The Politico reports that House Democrats apparently manipulated a vote and changed the final tally to deny Republicans a win on a motion to recommit the agriculture spending bill to committee, to bar assistance to illegal immigrants:
Details remain fuzzy, but numerous Republicans argued afterward that they had secured a 215-213 win on their motion to bar undocumented immigrants from receiving any federal funds apportioned in the agricultural spending bill for employment or rental assistance. Democrats, however, argued the measure was deadlocked at 214-214 and failed, members and aides on both sides of the aisle said afterward.According to the House website, Democrats won the vote on the motion to recommit by a margin of 216-212. Obviously, that's different from the 215-213 outcome Republicans claim, and the 214-214 tie that Democratic aides asserted. Whatever the accurate count, as many as 4 votes shifted after voting had closed.
One GOP aide saw McNulty gavel the vote to a close after receiving a signal from his leaders – but before reading the official tally. And votes continued to shift even after he closed the roll call - a strange development in itself.
Whatever the final tally, acrimony quickly exploded between lawmakers on either side of the aisle as Democratic leaders tried to plot a solution, while parliamentarians on either side argued over protocol...
When Democrats finally moved to consider the spending bill as the last vote of the night, furious Republicans left the chamber en masse to protest the maneuver. The House eventually recessed at 11:18 p.m. But Republicans quickly discovered that there was no longer any record of the controversial vote and immediately charged Democrats with erasing the bad result.
Deputy Whip Eric Cantor writes about the incident -- and is pretty outraged:
The Democrat chair closed the roll call when Republicans had won – as the electronic voting tally indicated enough votes to return the bill to committee. Shouting erupted on the floor, as the Democrats attempted to change the outcome of the vote after the gavel had come down – the vote was closed.Democrats have been frustrated all year at the success of Republicans in winning motions to recommit. They had threatened to change House rules to prevent it; if the Republican account is accurate, they have simply decided to ignore the rules instead.
Republicans attempted to adjourn, but we were ruled out of order. Confusion set in as members waited at least five minutes for the chair’s decision.
And if Cantor is right that it was 'at least 5 minutes' before the final tally was announced, then manipulation is definitely suggested. After all, it never takes more than a few seconds to tally just 3 or 4 vote shifts.
This is what current Majority Leader Steny Hoyer said when Republicans held a vote open to manipulate the result:
In 22 years of service in this body, I have never seen such an undemocratic subversion of the will of the House. The American people, I believe, would be shocked if they knew such undemocratic tactics were used. Republicans were defeated according to the rules, and they then changed the rules to claim 'victory.'In response, Democrats promised to stick by vote timetables and allow measures to succeed or fail according to the will of the majority. Their opening-day rules package

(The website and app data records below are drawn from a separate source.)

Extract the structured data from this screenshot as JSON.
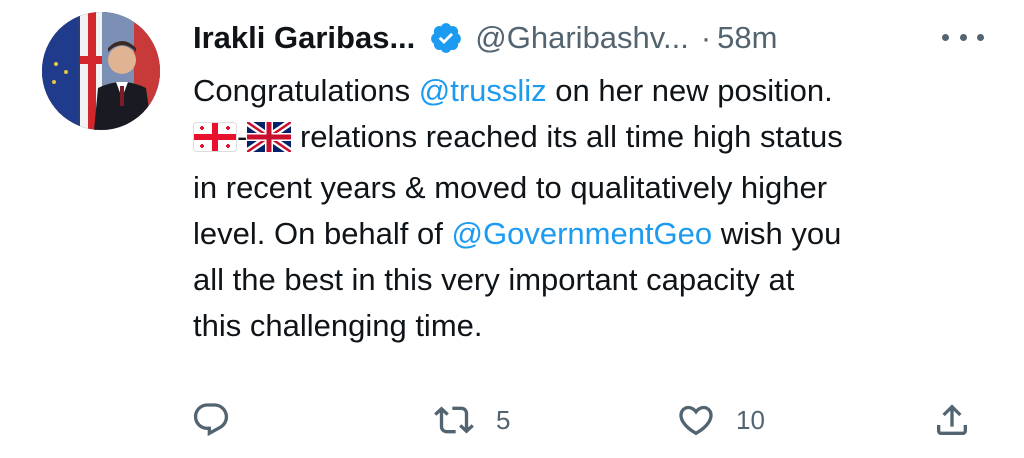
{
  "tweet": {
    "author": {
      "display_name": "Irakli Garibas...",
      "handle": "@Gharibashv...",
      "verified": true,
      "avatar_icon": "profile-photo"
    },
    "separator": "·",
    "time": "58m",
    "text": {
      "line1": {
        "before": "Congratulations ",
        "mention": "@trussliz",
        "after": " on her new position."
      },
      "line2": {
        "flag1_icon": "georgia-flag-icon",
        "dash": "-",
        "flag2_icon": "uk-flag-icon",
        "after": " relations reached its all time high status"
      },
      "line3": "in recent years & moved to qualitatively higher",
      "line4": {
        "before": "level. On behalf of ",
        "mention": "@GovernmentGeo",
        "after": " wish you"
      },
      "line5": "all the best in this very important capacity at",
      "line6": "this challenging time."
    },
    "actions": {
      "reply": {
        "icon": "reply-icon",
        "count": ""
      },
      "retweet": {
        "icon": "retweet-icon",
        "count": "5"
      },
      "like": {
        "icon": "heart-icon",
        "count": "10"
      },
      "share": {
        "icon": "share-icon"
      }
    },
    "colors": {
      "text": "#0f1419",
      "secondary": "#536471",
      "accent": "#1d9bf0"
    }
  }
}
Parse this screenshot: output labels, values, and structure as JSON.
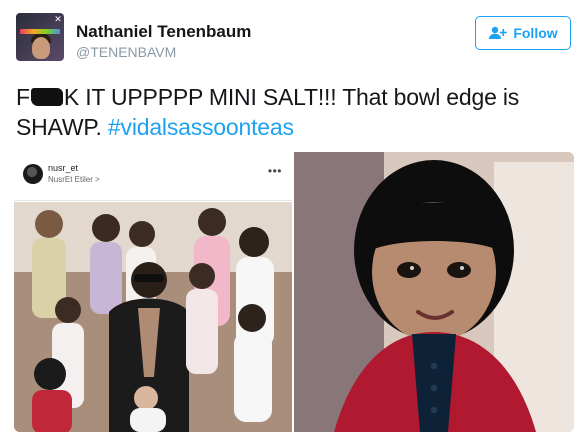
{
  "tweet": {
    "author_name": "Nathaniel Tenenbaum",
    "author_handle": "@TENENBAVM",
    "follow_label": "Follow",
    "text_part1": "F",
    "text_part2": "K IT UPPPPP MINI SALT!!! That bowl edge is SHAWP.",
    "hashtag": "#vidalsassoonteas"
  },
  "media": {
    "left_image": {
      "instagram_user": "nusr_et",
      "instagram_subtitle": "NusrEt Etiler >",
      "more_icon": "more-dots-icon"
    },
    "right_image": {}
  },
  "colors": {
    "accent": "#1da1f2",
    "text": "#14171a",
    "muted": "#8899a6"
  },
  "icons": {
    "follow": "add-person-icon"
  }
}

Prohibits the Speaker from holding votes open for longer than the scheduled time for the sole purpose of changing the outcome of the vote.I suspect we'll see some 'instant replays' that may shed more light on this. It would be a rather dramatic deviation from principle if House Democrats did what they are accused of.
See also Powerline.
Update: Eric Cantor provides a portion of the ruckus in this clip from C-SPAN. The chairman states that he 'prematurely' closed the tally while votes were still being entered:
If votes were still being cast, it's customary for the chair to keep the vote open to allow Members to complete their voting -- including if they've decided to change a vote. Did that rationale serve as a cover to allow other Members to change votes as well, and turn a loss into a win? Quite possibly.